Selection of cells

What kind of cells are of interest (neurons, endothelium, etc.)?

Should cell lines or primary cell cultures be used?

Cell lines
  • Are the cell lines available in the institution? Is there a SOP about handling of Liquid Nitrogen and retrieval of samples from storage?
  • Are the cell lines characterized (data sheets ATCC, publications, SOP) and tested for mycoplasma?
  • Are genetically modified lines available from the selected cell line?
Primary cell cultures
  • Are there protocols for the preparation of primary cells?
  • Who can provide training?
  • Where do you get the material from? Is it possible to use tissue from other projects?
  • What are the quality criteria for the primary cultures?
Selection of the model
  • Chemical hazard (toxicity of substances)
  • Physical hazard (temperature, pH, flow)

Once the target parameters have been defined, the model can be selected:

Influencing  Impact factors

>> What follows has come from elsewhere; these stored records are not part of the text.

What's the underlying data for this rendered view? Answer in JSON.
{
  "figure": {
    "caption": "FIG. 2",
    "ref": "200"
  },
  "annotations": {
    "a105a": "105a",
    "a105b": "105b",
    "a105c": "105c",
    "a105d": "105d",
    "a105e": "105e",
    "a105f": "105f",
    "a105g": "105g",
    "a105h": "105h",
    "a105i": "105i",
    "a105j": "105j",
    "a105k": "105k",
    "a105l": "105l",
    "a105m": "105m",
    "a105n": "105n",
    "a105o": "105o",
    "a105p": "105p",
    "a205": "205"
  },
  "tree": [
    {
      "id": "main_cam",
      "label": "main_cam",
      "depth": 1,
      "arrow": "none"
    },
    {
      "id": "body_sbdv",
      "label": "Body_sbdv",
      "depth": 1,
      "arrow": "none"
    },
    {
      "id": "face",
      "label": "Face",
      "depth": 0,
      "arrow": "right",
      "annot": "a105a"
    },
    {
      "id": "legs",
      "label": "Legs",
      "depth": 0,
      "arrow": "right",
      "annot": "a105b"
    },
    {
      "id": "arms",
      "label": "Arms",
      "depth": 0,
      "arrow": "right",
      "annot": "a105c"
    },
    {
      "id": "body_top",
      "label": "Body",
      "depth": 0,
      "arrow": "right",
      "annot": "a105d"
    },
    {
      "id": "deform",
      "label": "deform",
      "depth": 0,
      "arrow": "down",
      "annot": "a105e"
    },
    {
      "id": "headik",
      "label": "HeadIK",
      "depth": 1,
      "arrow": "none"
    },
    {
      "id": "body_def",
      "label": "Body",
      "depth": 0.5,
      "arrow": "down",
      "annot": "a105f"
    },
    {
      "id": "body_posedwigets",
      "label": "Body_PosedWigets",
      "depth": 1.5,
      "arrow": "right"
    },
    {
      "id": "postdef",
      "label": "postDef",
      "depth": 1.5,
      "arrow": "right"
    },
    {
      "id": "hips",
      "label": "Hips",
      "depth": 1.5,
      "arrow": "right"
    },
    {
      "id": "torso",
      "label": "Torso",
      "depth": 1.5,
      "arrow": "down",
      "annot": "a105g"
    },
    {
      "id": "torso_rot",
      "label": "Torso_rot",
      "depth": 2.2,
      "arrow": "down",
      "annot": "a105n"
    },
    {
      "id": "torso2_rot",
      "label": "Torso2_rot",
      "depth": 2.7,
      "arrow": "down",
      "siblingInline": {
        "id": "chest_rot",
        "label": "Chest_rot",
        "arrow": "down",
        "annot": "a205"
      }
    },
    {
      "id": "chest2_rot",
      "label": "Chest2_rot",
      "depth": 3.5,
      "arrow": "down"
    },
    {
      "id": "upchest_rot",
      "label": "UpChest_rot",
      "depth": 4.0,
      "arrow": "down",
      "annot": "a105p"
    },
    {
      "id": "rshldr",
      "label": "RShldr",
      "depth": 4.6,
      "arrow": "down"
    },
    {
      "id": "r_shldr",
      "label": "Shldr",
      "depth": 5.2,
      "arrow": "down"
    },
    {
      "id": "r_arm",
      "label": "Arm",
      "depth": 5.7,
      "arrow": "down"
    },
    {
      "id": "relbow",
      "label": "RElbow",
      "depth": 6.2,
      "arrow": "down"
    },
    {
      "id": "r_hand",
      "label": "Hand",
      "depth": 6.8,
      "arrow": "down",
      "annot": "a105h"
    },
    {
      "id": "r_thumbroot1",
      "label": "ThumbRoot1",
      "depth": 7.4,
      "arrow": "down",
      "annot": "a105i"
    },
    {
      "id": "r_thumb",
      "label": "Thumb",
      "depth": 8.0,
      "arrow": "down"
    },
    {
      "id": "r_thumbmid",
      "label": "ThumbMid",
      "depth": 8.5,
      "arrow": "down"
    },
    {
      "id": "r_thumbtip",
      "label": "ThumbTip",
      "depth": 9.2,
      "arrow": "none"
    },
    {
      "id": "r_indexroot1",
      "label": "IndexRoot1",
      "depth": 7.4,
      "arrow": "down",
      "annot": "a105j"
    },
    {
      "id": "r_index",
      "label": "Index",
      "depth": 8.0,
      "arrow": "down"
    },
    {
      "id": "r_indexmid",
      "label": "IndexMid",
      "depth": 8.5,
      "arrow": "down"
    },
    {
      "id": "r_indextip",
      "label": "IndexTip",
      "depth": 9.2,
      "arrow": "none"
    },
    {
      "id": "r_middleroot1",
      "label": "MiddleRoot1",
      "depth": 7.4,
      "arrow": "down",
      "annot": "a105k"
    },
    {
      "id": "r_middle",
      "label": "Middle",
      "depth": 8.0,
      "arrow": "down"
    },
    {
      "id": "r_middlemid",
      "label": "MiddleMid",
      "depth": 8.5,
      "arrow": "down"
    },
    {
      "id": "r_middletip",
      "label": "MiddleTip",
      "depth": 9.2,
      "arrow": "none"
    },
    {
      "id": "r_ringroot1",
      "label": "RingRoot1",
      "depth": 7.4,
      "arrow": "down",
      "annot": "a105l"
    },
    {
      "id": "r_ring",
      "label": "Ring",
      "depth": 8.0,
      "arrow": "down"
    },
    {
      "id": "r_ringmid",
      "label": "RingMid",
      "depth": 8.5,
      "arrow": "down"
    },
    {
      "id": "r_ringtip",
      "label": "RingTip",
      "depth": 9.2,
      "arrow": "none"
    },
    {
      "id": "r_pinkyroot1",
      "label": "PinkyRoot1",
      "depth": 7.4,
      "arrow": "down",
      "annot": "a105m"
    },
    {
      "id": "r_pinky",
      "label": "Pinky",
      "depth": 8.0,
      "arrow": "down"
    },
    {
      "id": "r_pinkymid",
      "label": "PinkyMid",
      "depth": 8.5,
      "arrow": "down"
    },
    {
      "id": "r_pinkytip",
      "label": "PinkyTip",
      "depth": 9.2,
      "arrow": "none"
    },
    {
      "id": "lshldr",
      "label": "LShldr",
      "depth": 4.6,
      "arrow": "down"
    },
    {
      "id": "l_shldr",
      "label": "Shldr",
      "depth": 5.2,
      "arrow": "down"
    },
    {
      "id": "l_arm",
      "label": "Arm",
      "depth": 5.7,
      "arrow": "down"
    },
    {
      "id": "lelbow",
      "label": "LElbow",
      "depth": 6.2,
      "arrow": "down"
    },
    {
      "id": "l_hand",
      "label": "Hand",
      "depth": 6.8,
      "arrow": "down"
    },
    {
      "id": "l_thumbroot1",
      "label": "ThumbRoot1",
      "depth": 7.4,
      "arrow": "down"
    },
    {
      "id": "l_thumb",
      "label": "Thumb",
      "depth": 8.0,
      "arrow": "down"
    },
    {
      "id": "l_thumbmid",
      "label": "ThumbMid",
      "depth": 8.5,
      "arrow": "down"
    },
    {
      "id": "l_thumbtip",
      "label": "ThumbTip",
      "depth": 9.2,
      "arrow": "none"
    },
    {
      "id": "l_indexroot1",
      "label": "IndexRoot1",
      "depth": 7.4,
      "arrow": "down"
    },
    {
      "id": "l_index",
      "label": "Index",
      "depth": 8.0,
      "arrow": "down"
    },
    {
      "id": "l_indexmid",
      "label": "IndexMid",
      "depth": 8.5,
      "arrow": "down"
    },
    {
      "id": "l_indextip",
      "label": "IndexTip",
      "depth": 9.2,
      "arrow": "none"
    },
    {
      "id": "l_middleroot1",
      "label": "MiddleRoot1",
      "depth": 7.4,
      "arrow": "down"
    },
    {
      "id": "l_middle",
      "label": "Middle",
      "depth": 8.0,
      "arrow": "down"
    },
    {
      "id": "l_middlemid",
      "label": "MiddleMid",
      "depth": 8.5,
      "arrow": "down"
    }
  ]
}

The previous steps must be followed by considering the possible influencing factors (both known and unknown) and the resulting outcome.

There is a very informative paper ( ) on this topic.

Below some factors that (may) influence the results of cell culture experiments are listed:

  • Cell density
  • Age of the cells - especially in primary cultures
  • Cell-culture passage protocol (Interval from the beginning of the experiment)
  • Protocol of medium change (interval, complete or partial medium change))
  • Volume of the medium used during the experiment
  • CO2, bicarbonate, pH value, medium supplements
  • Temperature

A reference group is a control group within a scientific experiment in which, experimental the independent variable or intervention is not changed or applied. Ideally, the group distribution is randomized, with identical conditions in the control and experimental groups. To achieve valid and robust results, control groups are essential in every experiment.

New methods must be exhaustively validated, i.e. it must be checked whether they meet the pre-set requirements and specifications and thus, fulfills the intended purpose.

It is highly recommended to get professional advice well in advance of the starting of a project on the specific biometrics, recommended statistical software and analysis plan.

  1. MESH Definition: Research Design.
  2. Fry DJ. Teaching experimental design. ILAR J. 2014;55(3):457-71. doi: 10.1093/ilar/ilu031. Review. PubMed PMID: 25541547.
  3. Sittampalam GS, Coussens NP, Brimacombe K, et al., editors. Assay Guidance Manual [Internet]. Bethesda (MD): Eli Lilly & Company and the National Center for Advancing Translational Sciences; 2004-. Available from:
  4. Charité Institut für Biometrie und Klinische Epidemiologie (iBikE)